Jacqui Wragg uncovers a story of Victorian entrepreneurship and Newfoundland connections amongst the Sturminster family. As society enabled the rise of
At the heart of the beautiful Blackmore Vale, Sturminster Newton has long been a place of inspiration.
Thomas Hardy, raised near Dorchester, lived in Sturminster for two years and described the location of Riverside Villa – his pretty pink house – as ‘idyllic’. He referred to the two years he spent there with his new wife Lavinia as some of the happiest of his life. He is known to have written ‘Return of the Native’ in Sturminster and the surrounding Blackmore Vale is the setting for ‘Tess of the d’Urbervilles’. Sturminster Newton, or ‘Stourcastle,’ as it is known in Hardy’s fictional world, is one of the few places to appear on multiple incarnations of Hardy’s map of Wessex.
The renowned poet William Barnes was born in the neighbouring village of Bagber and grew up in and around Sturminster. His best known poem is Linden Lea and is written in Dorset dialect – which was preserved in the Blackmore Vale until the arrival of the railways. He died aged 85 in 1852 having become a friend of the younger Thomas Hardy.
Robert Young was another from the same era who wrote poems in the Dorset dialect. He was born and raised in Sturminster Newton and after a short stint outside of the town he returned to become a prosperous businessman. Thomas Hardy was one of his tenants in Riverside Villa.
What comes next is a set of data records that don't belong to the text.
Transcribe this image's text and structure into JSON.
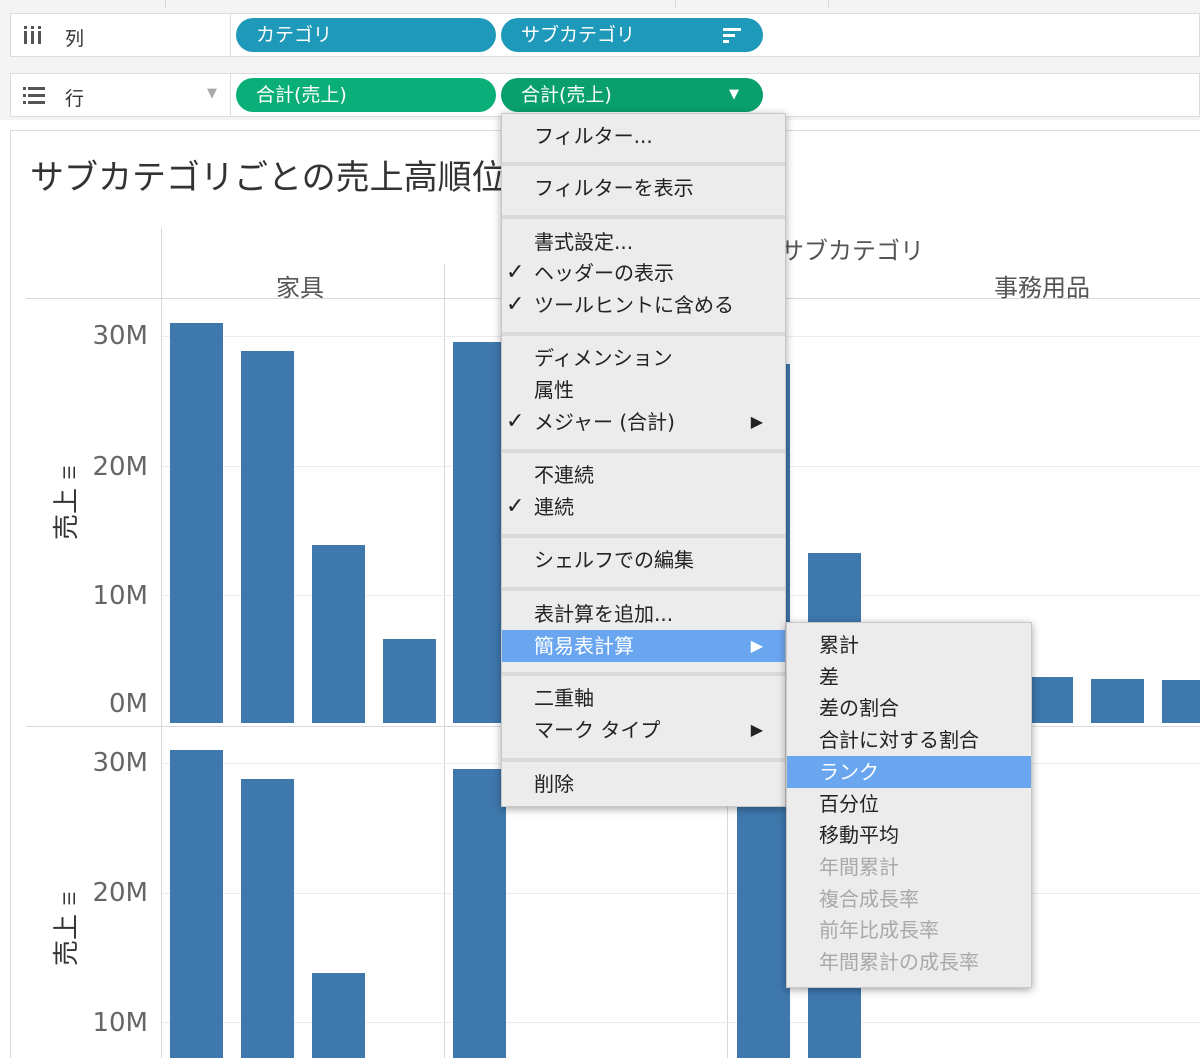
{
  "columns_shelf": {
    "label": "列",
    "pills": [
      "カテゴリ",
      "サブカテゴリ"
    ]
  },
  "rows_shelf": {
    "label": "行",
    "pills": [
      "合計(売上)",
      "合計(売上)"
    ]
  },
  "view": {
    "title": "サブカテゴリごとの売上高順位",
    "column_header_title": "サブカテゴリ",
    "categories": [
      "家具",
      "事務用品"
    ],
    "y_axis_title": "売上",
    "top_ticks": [
      "30M",
      "20M",
      "10M",
      "0M"
    ],
    "bottom_ticks": [
      "30M",
      "20M",
      "10M"
    ]
  },
  "chart_data": {
    "type": "bar",
    "ylabel": "売上",
    "ylim": [
      0,
      33000000
    ],
    "series": [
      {
        "name": "家具",
        "values": [
          31000000,
          28800000,
          13800000,
          6500000
        ]
      },
      {
        "name": "",
        "values": [
          29500000
        ]
      },
      {
        "name": "",
        "values": [
          27800000,
          13200000
        ]
      },
      {
        "name": "事務用品",
        "values": [
          3600000,
          3400000,
          3300000
        ]
      }
    ]
  },
  "context_menu": {
    "items": [
      {
        "label": "フィルター...",
        "checked": false,
        "submenu": false
      },
      {
        "label": "フィルターを表示",
        "checked": false,
        "submenu": false
      },
      {
        "label": "書式設定...",
        "checked": false,
        "submenu": false
      },
      {
        "label": "ヘッダーの表示",
        "checked": true,
        "submenu": false
      },
      {
        "label": "ツールヒントに含める",
        "checked": true,
        "submenu": false
      },
      {
        "label": "ディメンション",
        "checked": false,
        "submenu": false
      },
      {
        "label": "属性",
        "checked": false,
        "submenu": false
      },
      {
        "label": "メジャー (合計)",
        "checked": true,
        "submenu": true
      },
      {
        "label": "不連続",
        "checked": false,
        "submenu": false
      },
      {
        "label": "連続",
        "checked": true,
        "submenu": false
      },
      {
        "label": "シェルフでの編集",
        "checked": false,
        "submenu": false
      },
      {
        "label": "表計算を追加...",
        "checked": false,
        "submenu": false
      },
      {
        "label": "簡易表計算",
        "checked": false,
        "submenu": true,
        "selected": true
      },
      {
        "label": "二重軸",
        "checked": false,
        "submenu": false
      },
      {
        "label": "マーク タイプ",
        "checked": false,
        "submenu": true
      },
      {
        "label": "削除",
        "checked": false,
        "submenu": false
      }
    ]
  },
  "quick_calc_menu": {
    "items": [
      {
        "label": "累計",
        "enabled": true
      },
      {
        "label": "差",
        "enabled": true
      },
      {
        "label": "差の割合",
        "enabled": true
      },
      {
        "label": "合計に対する割合",
        "enabled": true
      },
      {
        "label": "ランク",
        "enabled": true,
        "selected": true
      },
      {
        "label": "百分位",
        "enabled": true
      },
      {
        "label": "移動平均",
        "enabled": true
      },
      {
        "label": "年間累計",
        "enabled": false
      },
      {
        "label": "複合成長率",
        "enabled": false
      },
      {
        "label": "前年比成長率",
        "enabled": false
      },
      {
        "label": "年間累計の成長率",
        "enabled": false
      }
    ]
  },
  "colors": {
    "bar": "#3e78ad",
    "pill_blue": "#1f99b9",
    "pill_green": "#0aae78",
    "menu_highlight": "#6aa5f0"
  },
  "icons": [
    "columns-icon",
    "rows-icon",
    "sort-icon",
    "dropdown-icon",
    "sort-indicator-icon",
    "checkmark-icon",
    "submenu-arrow-icon"
  ]
}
He wrote his dialect poems initially for friends, but they found them so funny they persuaded him to publish them. “Rabin Hill’s Visit to the Railway: What he Zeed and Done, and What he Zed About It” is one of his best known.